One of the most striking aspects of this shift in the balance of agency is the increasing significance of differences among learners to the process of learning. By collectivising individual learner subjectivities under the label of ‘pupil’ and having all ‘pupils’ move through the same curriculum at the same pace, and by forcing pupils to move towards a norm or standard, earlier modern schooling tried to maintain a veneer of sameness. To a large extent, however, and somewhat ironically, it achieved this veneer by creating its own, special form of difference; by ranking learners against an average or norm, such that many learners – those who fell ‘below’ the ‘norm’ – literally failed. When we take learner identities into account, we encounter a panoply of human differences that cannot be ignored in the configuration of educational experiences – material (class, locale, family), corporeal (age, race, sex and sexuality, physical and mental abilities) and symbolic (language, culture and identities of gender and sexuality). In fact, not dealing with difference means excluding those who don’t it the norm. It means ineffectiveness, inefficiencies and thus wasted resources in a form of teaching that does not engage with each and every learner in a way that optimises their performance outcomes. It also cheats the learners who happen to do well in the system – those whose learning styles and habits happen to be accommodated in the one-size-suits-all curriculum. It limits their exposure to the intellectual and personal experience of cultural differences and different ways of knowing so integral to the contemporary world.
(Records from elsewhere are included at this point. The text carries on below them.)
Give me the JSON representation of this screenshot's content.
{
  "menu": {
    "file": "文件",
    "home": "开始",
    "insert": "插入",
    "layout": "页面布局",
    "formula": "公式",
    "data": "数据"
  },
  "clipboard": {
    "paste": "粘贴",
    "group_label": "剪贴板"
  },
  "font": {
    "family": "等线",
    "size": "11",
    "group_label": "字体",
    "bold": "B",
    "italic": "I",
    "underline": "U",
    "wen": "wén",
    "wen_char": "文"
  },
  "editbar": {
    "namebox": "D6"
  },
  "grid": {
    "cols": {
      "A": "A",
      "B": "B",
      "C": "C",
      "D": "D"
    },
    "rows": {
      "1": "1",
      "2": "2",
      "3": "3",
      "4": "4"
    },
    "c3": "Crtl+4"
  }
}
Dimension 7: The relation of the new to the old

Notwithstanding the trajectory of change, one of the peculiar things about the New Learning is that none of the old has gone away. Didactic teaching of subjects-in-themselves is alive and well today in the form of ‘back-to-basics’ curriculum, teaching to standardised tests, stimulus–response approaches to e-learning, and in teaching fundamentalist religious doctrine. As often as we encounter future-oriented innovations in education, we also encounter ‘back-to-the-future’ views of what we need to do to address the difficulties of our times and the uncertainties of our future. These are as much features of education today, indeed are more dominant in many educational systems, as is New Learning. Sometimes, what is presented as new is, in fact, old; and sometimes what is presented as traditional is new insofar as it is a reaction to contemporary social anxieties. Didactic teaching may at times even still have a place. There may be moments when it is appropriate. Rote learning, for instance, may still work, at least in part, at certain times and in certain places for certain kinds of knowledge. Moreover, when didactic teaching is connected with traditional cultures, we are obliged to respect it because we are committed to living in a society that values social pluralism. Or, at least, our respect should be offered only so long as traditional pedagogies and educational institutions do not disadvantage learners or produce outcomes that are incompatible with democratic pluralism itself. Moments of older learning are, in other words, an integral part of the world of the New Learning.
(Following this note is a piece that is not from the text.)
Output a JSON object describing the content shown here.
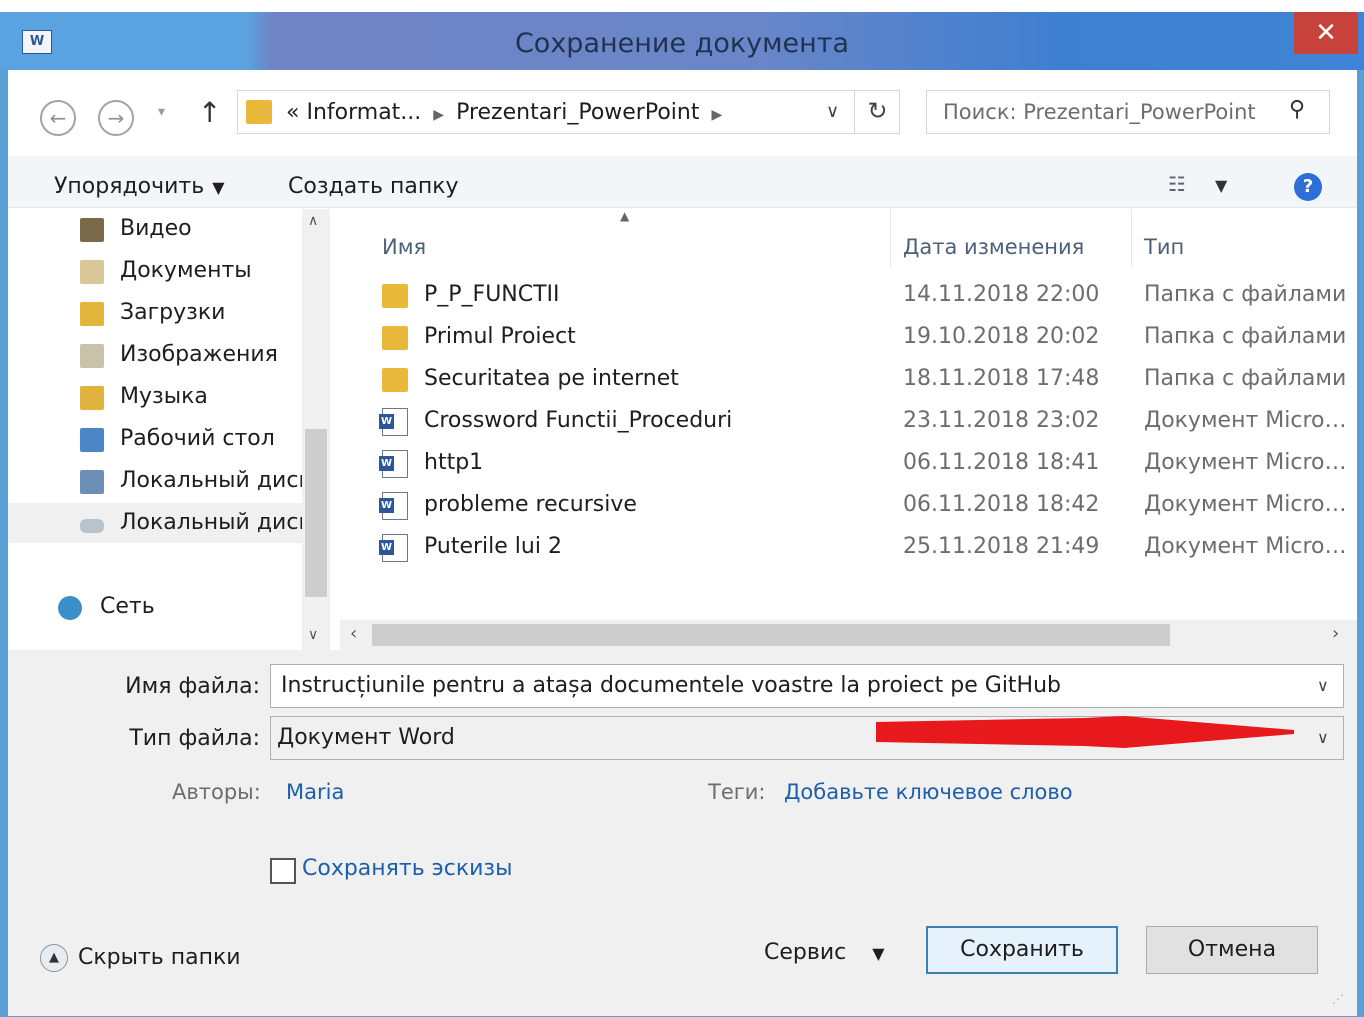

Dimension 8: The professional role of the teacher

To juggle all these relations – of agency, diversity, learning outcomes, institutional locations – this is the challenge for the new teaching professional. And ‘professional’ is the operative word. The ‘old’ teacher was constructed as a person who habitually took and followed orders; whether as a public servant or member of a religious order. The new teacher is an autonomous, highly skilled, responsible manager of student learning. The old teacher shut the door of the classroom and, apart from the per- iodic visit from an ‘inspector’, this was their private fiefdom. The new teacher is both grounded in the community and a corporate player, a collaborator and a member of a self-regulating profession. The old teacher was an instrument in a bureaucratic system or religious hierarchy. The new teacher is not simply a public servant or someone bound by bureaucratic accountabilities, but a learner – a designer of learning environments, an evaluator of their effectiveness, a researcher, a social scientist and an intellectual in their own right.